Broteer Furro was born in 1729 in Guinea, what is now West Africa, and was raised to lead the tribe of Dukandarra. Even at 1 or 2 years old, his father Sanguin, the prince of Dukandarra, and the community schooled Broteer, and he was a highly educated child. Within a few years, he had been captured during a jihad; his father was killed, and his country was wiped out. Captors marched him 1,000 miles to Anomabo on the Gold Coast — modern-day Ghana. Slave traders sold Broteer for four gallons of rum and a piece of cloth, and he was soon on his way to America. He was bought in 1739 as a “venture” by a Rhode Island slave ship’s officer, and thus renamed Venture Smith.
Recently at the Oak Bluffs library, Chandler Saint, the president of the Beecher House Center for the Study of Equal Rights in Torrington, Conn., spoke about Venture Smith, and why we should all know his story and the stories of other slaves. Mr. Saint co-directs the Documenting Venture Smith Project and he spoke as part of Maritime History month at the library, commemorating the Vineyard’s abiding connection with the sea. Mr. Saint also oversees the Sloop Venture project, which will be a planned re-enactment of life aboard the slave ship which brought Venture Smith to New England; it will tour the Northeast in the coming years.
Mr. Saint was joined by Johanna Odonkor Svanikier, the Ghanaian cultural ambassador, and they announced their efforts to memorialize the 400th anniversary (in 2019) of the first African slave landing. Venture Smith would go on to buy his freedom, and wrote an autobiography that may be the earliest known example of an autobiographical narrative in the voice of an African-American. The book had this unwieldy but descriptive title: “A Narrative of the Life and Adventures of Venture, a Native of Africa: But Resident above Sixty Years in the United States of America, Related by Himself.”
Venture wrote of his experience:
“The invaders then pinioned the prisoners of all ages and sexes indiscriminately and then moved on their way toward the sea.”
Among the attendees at the library event was Island resident Floyd Henry, a ninth-generation descendant of Venture Smith.
About Anomabo, the port in modern-day Ghana, Mr. Saint said, “Anomabo was built for one purpose — to buy and sell human beings. It operated basically for 100 years, from 1707 to 1807, and during that period, from dawn till dusk every hour of every day for 100 years, an African was stripped of his or her freedom and shipped by the Middle Passage to become the labor force of the West Indies and colonial North America.”

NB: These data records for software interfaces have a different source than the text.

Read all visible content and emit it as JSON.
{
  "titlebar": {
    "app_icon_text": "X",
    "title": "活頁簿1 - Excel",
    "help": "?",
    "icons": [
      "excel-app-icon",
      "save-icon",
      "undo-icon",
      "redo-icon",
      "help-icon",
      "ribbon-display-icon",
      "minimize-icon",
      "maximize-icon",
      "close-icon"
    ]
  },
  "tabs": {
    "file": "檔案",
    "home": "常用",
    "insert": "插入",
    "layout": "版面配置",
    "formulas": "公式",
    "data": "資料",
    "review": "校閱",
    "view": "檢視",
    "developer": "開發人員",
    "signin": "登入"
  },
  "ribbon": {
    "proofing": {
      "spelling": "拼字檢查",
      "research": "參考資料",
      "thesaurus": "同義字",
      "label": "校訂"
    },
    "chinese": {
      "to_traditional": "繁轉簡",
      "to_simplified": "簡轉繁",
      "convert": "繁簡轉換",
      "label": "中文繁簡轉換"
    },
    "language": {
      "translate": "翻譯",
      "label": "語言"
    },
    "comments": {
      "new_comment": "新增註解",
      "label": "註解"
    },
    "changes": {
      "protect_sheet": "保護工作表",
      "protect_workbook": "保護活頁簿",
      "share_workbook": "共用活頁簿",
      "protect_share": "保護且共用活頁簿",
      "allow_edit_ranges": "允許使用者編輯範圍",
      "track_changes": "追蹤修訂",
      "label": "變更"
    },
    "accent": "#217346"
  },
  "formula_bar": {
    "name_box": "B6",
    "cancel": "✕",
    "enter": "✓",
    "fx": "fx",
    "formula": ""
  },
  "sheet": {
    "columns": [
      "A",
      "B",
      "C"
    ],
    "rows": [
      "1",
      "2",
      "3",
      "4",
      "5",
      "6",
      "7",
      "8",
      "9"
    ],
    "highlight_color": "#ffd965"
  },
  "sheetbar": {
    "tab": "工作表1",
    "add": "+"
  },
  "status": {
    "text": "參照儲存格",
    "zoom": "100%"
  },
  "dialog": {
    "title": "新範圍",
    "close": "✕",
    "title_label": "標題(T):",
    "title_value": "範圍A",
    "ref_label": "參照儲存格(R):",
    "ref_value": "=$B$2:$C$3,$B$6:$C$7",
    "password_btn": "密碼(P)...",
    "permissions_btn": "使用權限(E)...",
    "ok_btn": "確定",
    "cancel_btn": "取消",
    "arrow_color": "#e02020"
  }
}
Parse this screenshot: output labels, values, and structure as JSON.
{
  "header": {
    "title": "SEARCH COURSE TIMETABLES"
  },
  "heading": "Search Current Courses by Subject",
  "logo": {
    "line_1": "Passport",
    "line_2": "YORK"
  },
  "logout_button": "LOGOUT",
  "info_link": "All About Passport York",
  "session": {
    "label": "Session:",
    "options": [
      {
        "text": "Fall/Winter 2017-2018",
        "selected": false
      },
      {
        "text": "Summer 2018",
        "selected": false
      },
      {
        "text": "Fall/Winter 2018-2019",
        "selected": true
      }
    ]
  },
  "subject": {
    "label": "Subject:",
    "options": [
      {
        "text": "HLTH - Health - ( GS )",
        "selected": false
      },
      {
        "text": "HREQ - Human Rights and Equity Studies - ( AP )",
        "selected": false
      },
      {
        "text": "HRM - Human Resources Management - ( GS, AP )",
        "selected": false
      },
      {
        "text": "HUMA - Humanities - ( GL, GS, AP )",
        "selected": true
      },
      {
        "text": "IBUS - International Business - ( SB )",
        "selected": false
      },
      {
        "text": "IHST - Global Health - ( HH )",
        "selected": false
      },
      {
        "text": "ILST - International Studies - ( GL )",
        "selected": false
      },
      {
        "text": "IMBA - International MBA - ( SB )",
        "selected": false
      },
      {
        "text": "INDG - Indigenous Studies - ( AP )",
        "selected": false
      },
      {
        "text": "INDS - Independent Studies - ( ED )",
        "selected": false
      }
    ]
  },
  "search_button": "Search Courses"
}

An estimated 450,000 Africans, including Venture Smith, were forced into a life of slavery during this 100-year period; his narrative offers a fascinating glimpse into their lives.
“After an ordinary passage,” he wrote, “except for great mortality by smallpox which broke out onboard, we arrived in Barbadoes.”
“It’s an actual, pure autobiography. There are less than two dozen autobiographical works published in the 17th and 18th century, so it’s an extremely important literary document,” Mr. Saint said. “Some people criticize he was only 11, so he couldn’t have been that well educated. Well, Henry the VIII’s son was 9 or so when he assumed the throne.”
Venture recalls the boat in his narrative — about how all but four of the slaves were sold to planters.
But Venture and a handful of others continued sailing to Rhode Island, and were sold to the Mumford residence. Mr. Saint said Venture spent years on Fishers Island, N.Y., and it is a sort of anomaly that one of the most well-documented slaves never left the Northeast.
In his prime, Venture towered over 6 feet tall, and weighed 300 pounds:
“I descended from a very large, tall and stout race,” he reported in his book, “commonly about six feet and every way well proportioned …”
When freed, he was able to buy two farms, one in Connecticut and one in Southampton, N.Y. He worked extraordinarily hard, and one by one, he was able to free the members of his family.
“The average laborer was getting one-and-a-half to two-and-a-half pounds a month,” Mr. Saint said at the library. “And Venture went out and cut wood, traded, did everything under the sun to get the money to free his family. His kids were worth about 150 pounds. And finally, after nine years, Venture freed his family. He went on to free other enslaved people outside his family”
By the time Venture Smith reached his 60s, he saw himself as a Connecticut gentleman and patriarch. He died on Sept. 30, 1805, at the age of 77, and Venture Smith Day is celebrated on that day at the First Church Cemetery in in East Haddam, Conn., where he was laid to rest.
The story of Venture Smith is a singular one in American history — the son of a prince who was kidnapped and sold into slavery, only to claim a position in Connecticut society. “I paid an enormous sum for my freedom,” he wrote. “My freedom is a privilege which nothing else can equal.”
You can find a transcript of Venture Smith’s autobiography, “A Narrative of the Life and Adventures of Venture, a Native of Africa: But Resident above Sixty Years in the United States of America, Related by Himself,” at bit.ly/venturesmith. A copy of the book and an audiotape version are also available at the Oak Bluffs library.